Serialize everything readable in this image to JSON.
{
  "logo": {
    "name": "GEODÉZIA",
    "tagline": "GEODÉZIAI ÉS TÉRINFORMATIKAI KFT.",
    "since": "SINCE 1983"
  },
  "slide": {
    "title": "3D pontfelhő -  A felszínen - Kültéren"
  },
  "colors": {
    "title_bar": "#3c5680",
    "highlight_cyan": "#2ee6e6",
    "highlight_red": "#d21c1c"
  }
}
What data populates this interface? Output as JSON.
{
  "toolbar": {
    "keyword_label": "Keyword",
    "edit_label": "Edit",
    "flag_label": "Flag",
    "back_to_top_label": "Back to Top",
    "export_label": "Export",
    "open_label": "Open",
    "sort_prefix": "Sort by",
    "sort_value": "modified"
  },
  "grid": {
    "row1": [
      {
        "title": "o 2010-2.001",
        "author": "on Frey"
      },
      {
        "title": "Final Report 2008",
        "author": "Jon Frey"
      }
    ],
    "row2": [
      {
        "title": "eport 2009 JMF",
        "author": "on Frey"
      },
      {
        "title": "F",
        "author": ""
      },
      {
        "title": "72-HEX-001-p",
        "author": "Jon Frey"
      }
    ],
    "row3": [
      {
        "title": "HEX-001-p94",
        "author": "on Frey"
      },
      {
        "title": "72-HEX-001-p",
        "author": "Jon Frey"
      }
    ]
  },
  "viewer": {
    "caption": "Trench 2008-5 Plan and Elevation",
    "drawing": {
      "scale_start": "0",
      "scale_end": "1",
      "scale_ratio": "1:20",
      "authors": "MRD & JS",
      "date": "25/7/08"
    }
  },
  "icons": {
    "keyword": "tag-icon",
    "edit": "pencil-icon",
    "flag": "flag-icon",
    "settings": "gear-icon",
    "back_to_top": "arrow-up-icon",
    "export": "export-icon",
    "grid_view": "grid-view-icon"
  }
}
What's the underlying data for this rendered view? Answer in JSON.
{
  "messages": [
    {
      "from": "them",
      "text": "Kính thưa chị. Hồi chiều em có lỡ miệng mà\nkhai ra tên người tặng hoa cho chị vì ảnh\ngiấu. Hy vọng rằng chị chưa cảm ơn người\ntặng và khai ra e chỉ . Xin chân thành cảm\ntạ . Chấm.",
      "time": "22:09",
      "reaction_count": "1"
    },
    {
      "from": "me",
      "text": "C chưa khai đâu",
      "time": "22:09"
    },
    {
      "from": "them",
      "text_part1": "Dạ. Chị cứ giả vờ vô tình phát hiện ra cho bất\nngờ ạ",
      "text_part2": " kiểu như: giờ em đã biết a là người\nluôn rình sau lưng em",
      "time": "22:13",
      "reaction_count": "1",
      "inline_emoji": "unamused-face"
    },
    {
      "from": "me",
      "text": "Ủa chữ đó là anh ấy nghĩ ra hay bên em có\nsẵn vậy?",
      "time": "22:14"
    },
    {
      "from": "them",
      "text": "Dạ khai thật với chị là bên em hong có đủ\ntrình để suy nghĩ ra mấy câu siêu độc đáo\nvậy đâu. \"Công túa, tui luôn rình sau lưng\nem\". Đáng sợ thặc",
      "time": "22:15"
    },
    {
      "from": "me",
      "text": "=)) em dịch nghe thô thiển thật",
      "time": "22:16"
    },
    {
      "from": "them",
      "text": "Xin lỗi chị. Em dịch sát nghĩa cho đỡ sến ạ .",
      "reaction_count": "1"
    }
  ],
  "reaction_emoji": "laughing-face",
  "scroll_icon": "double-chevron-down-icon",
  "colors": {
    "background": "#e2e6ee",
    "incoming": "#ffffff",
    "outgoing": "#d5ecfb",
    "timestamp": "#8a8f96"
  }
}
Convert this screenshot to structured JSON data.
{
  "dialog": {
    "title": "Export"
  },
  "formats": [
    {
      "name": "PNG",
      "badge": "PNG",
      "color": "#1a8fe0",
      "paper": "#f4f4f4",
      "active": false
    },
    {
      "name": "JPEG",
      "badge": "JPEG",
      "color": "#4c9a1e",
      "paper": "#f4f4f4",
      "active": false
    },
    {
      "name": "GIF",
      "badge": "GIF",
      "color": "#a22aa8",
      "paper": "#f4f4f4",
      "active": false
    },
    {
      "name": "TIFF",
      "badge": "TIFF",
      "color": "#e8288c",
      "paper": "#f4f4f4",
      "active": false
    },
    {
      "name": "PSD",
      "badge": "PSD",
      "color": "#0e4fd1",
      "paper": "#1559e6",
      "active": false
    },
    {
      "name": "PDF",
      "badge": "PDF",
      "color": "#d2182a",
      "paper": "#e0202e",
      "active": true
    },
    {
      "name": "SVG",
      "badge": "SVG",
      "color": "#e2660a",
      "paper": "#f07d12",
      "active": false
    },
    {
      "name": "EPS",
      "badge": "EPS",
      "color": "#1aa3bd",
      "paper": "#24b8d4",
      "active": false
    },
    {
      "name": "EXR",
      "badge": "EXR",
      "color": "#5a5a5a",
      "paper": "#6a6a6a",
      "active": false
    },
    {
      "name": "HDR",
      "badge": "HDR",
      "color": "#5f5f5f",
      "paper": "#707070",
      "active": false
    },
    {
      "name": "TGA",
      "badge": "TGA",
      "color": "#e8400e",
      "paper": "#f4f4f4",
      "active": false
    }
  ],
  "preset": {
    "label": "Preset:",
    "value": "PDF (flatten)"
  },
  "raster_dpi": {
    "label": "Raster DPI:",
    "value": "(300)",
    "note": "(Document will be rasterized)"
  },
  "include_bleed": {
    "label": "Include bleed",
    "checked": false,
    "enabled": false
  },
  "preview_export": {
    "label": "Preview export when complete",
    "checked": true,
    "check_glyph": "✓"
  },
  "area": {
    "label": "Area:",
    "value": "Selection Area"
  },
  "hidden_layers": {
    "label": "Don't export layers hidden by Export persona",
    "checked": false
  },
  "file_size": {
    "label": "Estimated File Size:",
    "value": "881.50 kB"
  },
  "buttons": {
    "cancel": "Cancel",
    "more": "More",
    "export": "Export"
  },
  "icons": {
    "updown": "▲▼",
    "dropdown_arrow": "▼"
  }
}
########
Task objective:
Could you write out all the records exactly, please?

Written answer:
Serialize everything readable in this image to JSON.
{
  "logo": {
    "name": "GEODÉZIA",
    "tagline": "GEODÉZIAI ÉS TÉRINFORMATIKAI KFT.",
    "since": "SINCE 1983"
  },
  "slide": {
    "title": "3D pontfelhő -  A felszínen - Kültéren"
  },
  "colors": {
    "title_bar": "#3c5680",
    "highlight_cyan": "#2ee6e6",
    "highlight_red": "#d21c1c"
  }
}
What data populates this interface? Output as JSON.
{
  "toolbar": {
    "keyword_label": "Keyword",
    "edit_label": "Edit",
    "flag_label": "Flag",
    "back_to_top_label": "Back to Top",
    "export_label": "Export",
    "open_label": "Open",
    "sort_prefix": "Sort by",
    "sort_value": "modified"
  },
  "grid": {
    "row1": [
      {
        "title": "o 2010-2.001",
        "author": "on Frey"
      },
      {
        "title": "Final Report 2008",
        "author": "Jon Frey"
      }
    ],
    "row2": [
      {
        "title": "eport 2009 JMF",
        "author": "on Frey"
      },
      {
        "title": "F",
        "author": ""
      },
      {
        "title": "72-HEX-001-p",
        "author": "Jon Frey"
      }
    ],
    "row3": [
      {
        "title": "HEX-001-p94",
        "author": "on Frey"
      },
      {
        "title": "72-HEX-001-p",
        "author": "Jon Frey"
      }
    ]
  },
  "viewer": {
    "caption": "Trench 2008-5 Plan and Elevation",
    "drawing": {
      "scale_start": "0",
      "scale_end": "1",
      "scale_ratio": "1:20",
      "authors": "MRD & JS",
      "date": "25/7/08"
    }
  },
  "icons": {
    "keyword": "tag-icon",
    "edit": "pencil-icon",
    "flag": "flag-icon",
    "settings": "gear-icon",
    "back_to_top": "arrow-up-icon",
    "export": "export-icon",
    "grid_view": "grid-view-icon"
  }
}
What's the underlying data for this rendered view? Answer in JSON.
{
  "messages": [
    {
      "from": "them",
      "text": "Kính thưa chị. Hồi chiều em có lỡ miệng mà\nkhai ra tên người tặng hoa cho chị vì ảnh\ngiấu. Hy vọng rằng chị chưa cảm ơn người\ntặng và khai ra e chỉ . Xin chân thành cảm\ntạ . Chấm.",
      "time": "22:09",
      "reaction_count": "1"
    },
    {
      "from": "me",
      "text": "C chưa khai đâu",
      "time": "22:09"
    },
    {
      "from": "them",
      "text_part1": "Dạ. Chị cứ giả vờ vô tình phát hiện ra cho bất\nngờ ạ",
      "text_part2": " kiểu như: giờ em đã biết a là người\nluôn rình sau lưng em",
      "time": "22:13",
      "reaction_count": "1",
      "inline_emoji": "unamused-face"
    },
    {
      "from": "me",
      "text": "Ủa chữ đó là anh ấy nghĩ ra hay bên em có\nsẵn vậy?",
      "time": "22:14"
    },
    {
      "from": "them",
      "text": "Dạ khai thật với chị là bên em hong có đủ\ntrình để suy nghĩ ra mấy câu siêu độc đáo\nvậy đâu. \"Công túa, tui luôn rình sau lưng\nem\". Đáng sợ thặc",
      "time": "22:15"
    },
    {
      "from": "me",
      "text": "=)) em dịch nghe thô thiển thật",
      "time": "22:16"
    },
    {
      "from": "them",
      "text": "Xin lỗi chị. Em dịch sát nghĩa cho đỡ sến ạ .",
      "reaction_count": "1"
    }
  ],
  "reaction_emoji": "laughing-face",
  "scroll_icon": "double-chevron-down-icon",
  "colors": {
    "background": "#e2e6ee",
    "incoming": "#ffffff",
    "outgoing": "#d5ecfb",
    "timestamp": "#8a8f96"
  }
}
Convert this screenshot to structured JSON data.
{
  "dialog": {
    "title": "Export"
  },
  "formats": [
    {
      "name": "PNG",
      "badge": "PNG",
      "color": "#1a8fe0",
      "paper": "#f4f4f4",
      "active": false
    },
    {
      "name": "JPEG",
      "badge": "JPEG",
      "color": "#4c9a1e",
      "paper": "#f4f4f4",
      "active": false
    },
    {
      "name": "GIF",
      "badge": "GIF",
      "color": "#a22aa8",
      "paper": "#f4f4f4",
      "active": false
    },
    {
      "name": "TIFF",
      "badge": "TIFF",
      "color": "#e8288c",
      "paper": "#f4f4f4",
      "active": false
    },
    {
      "name": "PSD",
      "badge": "PSD",
      "color": "#0e4fd1",
      "paper": "#1559e6",
      "active": false
    },
    {
      "name": "PDF",
      "badge": "PDF",
      "color": "#d2182a",
      "paper": "#e0202e",
      "active": true
    },
    {
      "name": "SVG",
      "badge": "SVG",
      "color": "#e2660a",
      "paper": "#f07d12",
      "active": false
    },
    {
      "name": "EPS",
      "badge": "EPS",
      "color": "#1aa3bd",
      "paper": "#24b8d4",
      "active": false
    },
    {
      "name": "EXR",
      "badge": "EXR",
      "color": "#5a5a5a",
      "paper": "#6a6a6a",
      "active": false
    },
    {
      "name": "HDR",
      "badge": "HDR",
      "color": "#5f5f5f",
      "paper": "#707070",
      "active": false
    },
    {
      "name": "TGA",
      "badge": "TGA",
      "color": "#e8400e",
      "paper": "#f4f4f4",
      "active": false
    }
  ],
  "preset": {
    "label": "Preset:",
    "value": "PDF (flatten)"
  },
  "raster_dpi": {
    "label": "Raster DPI:",
    "value": "(300)",
    "note": "(Document will be rasterized)"
  },
  "include_bleed": {
    "label": "Include bleed",
    "checked": false,
    "enabled": false
  },
  "preview_export": {
    "label": "Preview export when complete",
    "checked": true,
    "check_glyph": "✓"
  },
  "area": {
    "label": "Area:",
    "value": "Selection Area"
  },
  "hidden_layers": {
    "label": "Don't export layers hidden by Export persona",
    "checked": false
  },
  "file_size": {
    "label": "Estimated File Size:",
    "value": "881.50 kB"
  },
  "buttons": {
    "cancel": "Cancel",
    "more": "More",
    "export": "Export"
  },
  "icons": {
    "updown": "▲▼",
    "dropdown_arrow": "▼"
  }
}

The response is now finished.